"We're going to continue to pursue following through on this reversal," Staver told CP, confirming that his group will continue to monitor the situation to ensure the religious liberties of The Willows residents are not infringed upon.
Staver went on to tell CP that the Liberty Counsel has, in the past, encountered similar, "very odd" situations regarding religious rights in nursing homes, sometimes on a multi-state level.
Although the management claims the planned removal of the tree was a miscommunication, the issue still sparked media frenzy on the Internet, and The Willows reportedly received numerous phone calls regarding the importance of religious freedom.
As numerous reports indicate, the now-resolved issue of The Willows's Christmas tree is yet another example of the "war on Christmas," or the annual disagreement between various members of society regarding how much religion should be included in the holiday season.

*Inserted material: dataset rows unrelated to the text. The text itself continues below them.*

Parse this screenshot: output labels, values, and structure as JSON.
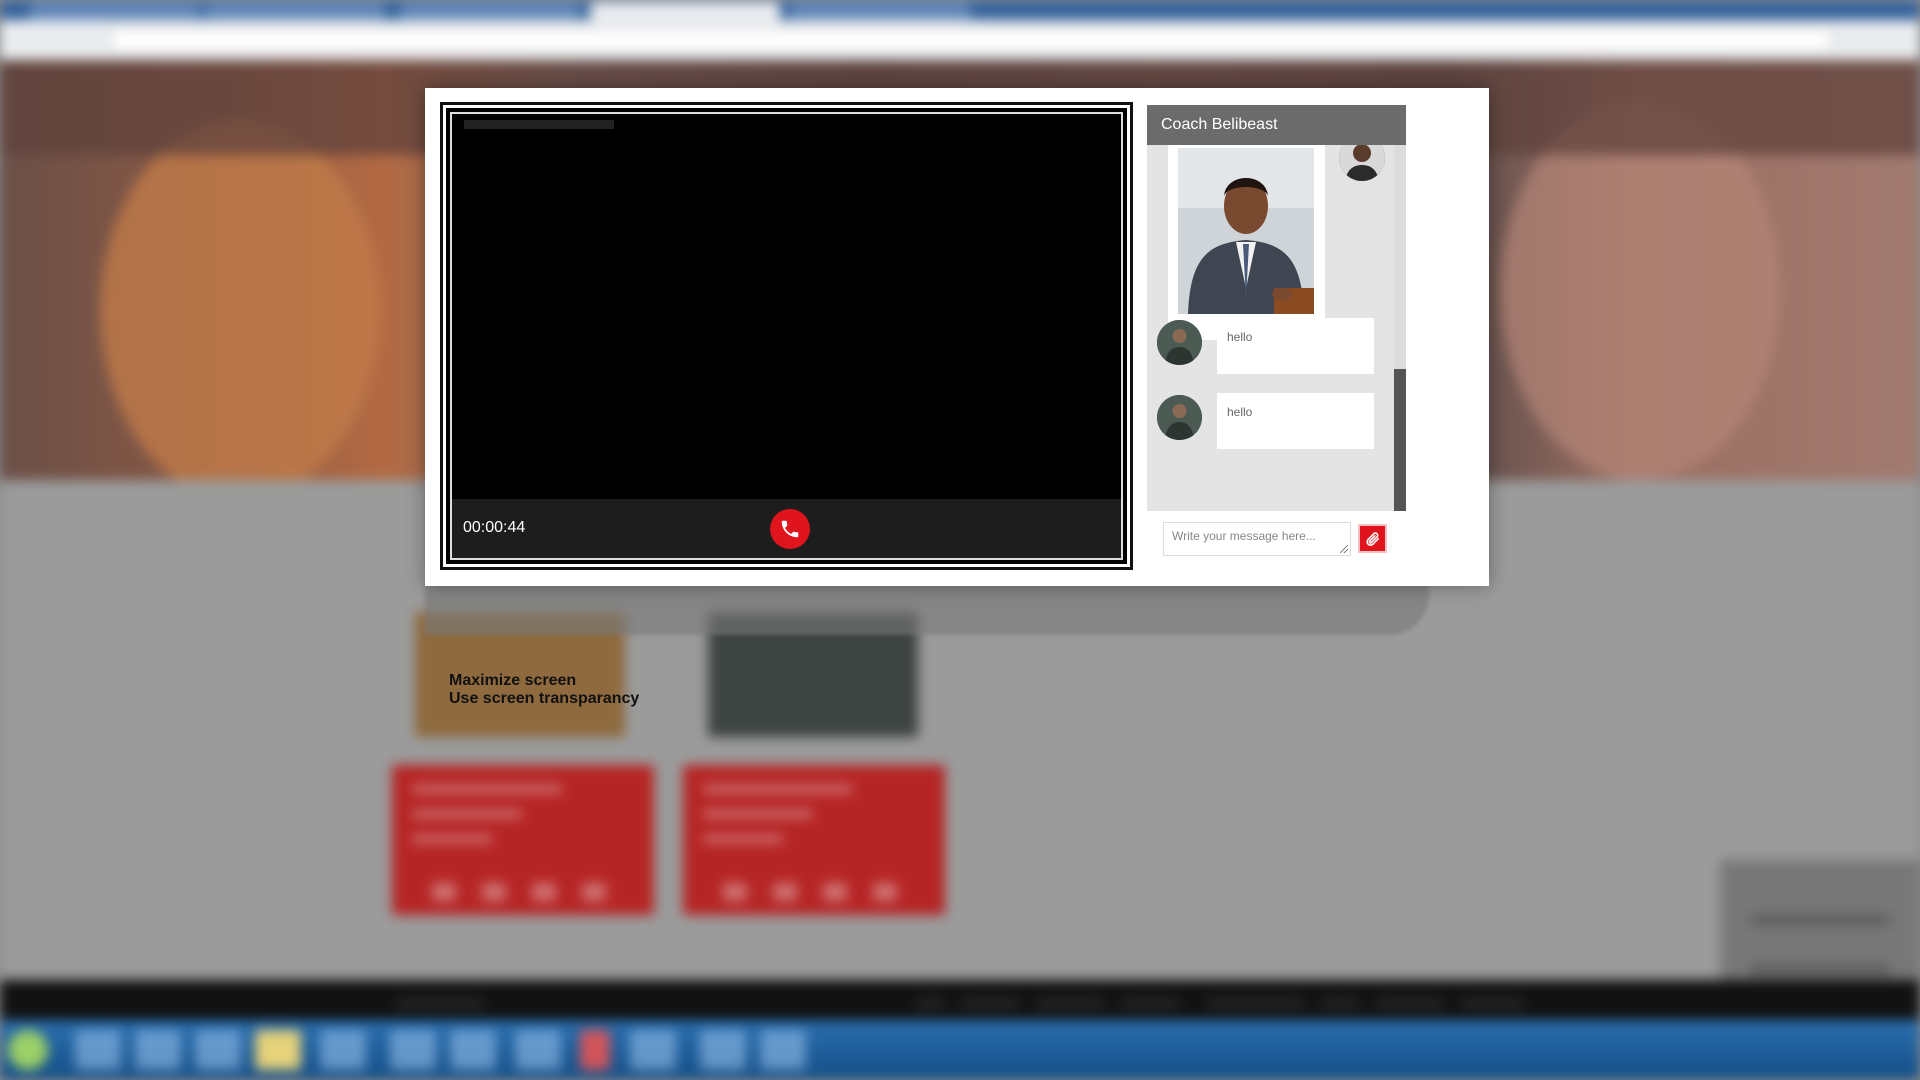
{
  "video_call": {
    "timer": "00:00:44",
    "hangup_icon": "phone-icon",
    "accent_color": "#e0141c"
  },
  "chat": {
    "title": "Coach Belibeast",
    "messages": [
      {
        "text": "hello"
      },
      {
        "text": "hello"
      }
    ],
    "compose_placeholder": "Write your message here...",
    "attach_icon": "paperclip-icon"
  },
  "hint": {
    "line1": "Maximize screen",
    "line2": "Use screen transparancy"
  }
}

Even Congressman Buck McKeon (R-Santa Clarita) expressed his "outrage" at the tree's threatened removal.
"This is an absolute outrage and another example of a sad, sad trend I see happening in America today," said McKeon in a Dec. 6 statement.
"An abolition of every marker of the holiday season, no matter the religious affiliation, is an affront to our most sacred traditions and darkens what is supposed to be a time of thankfulness, giving, togetherness, peace, love, hope and reflection. These residents pay rent to a private entity and should have the freedom to practice the holiday traditions of their choice," McKeon added.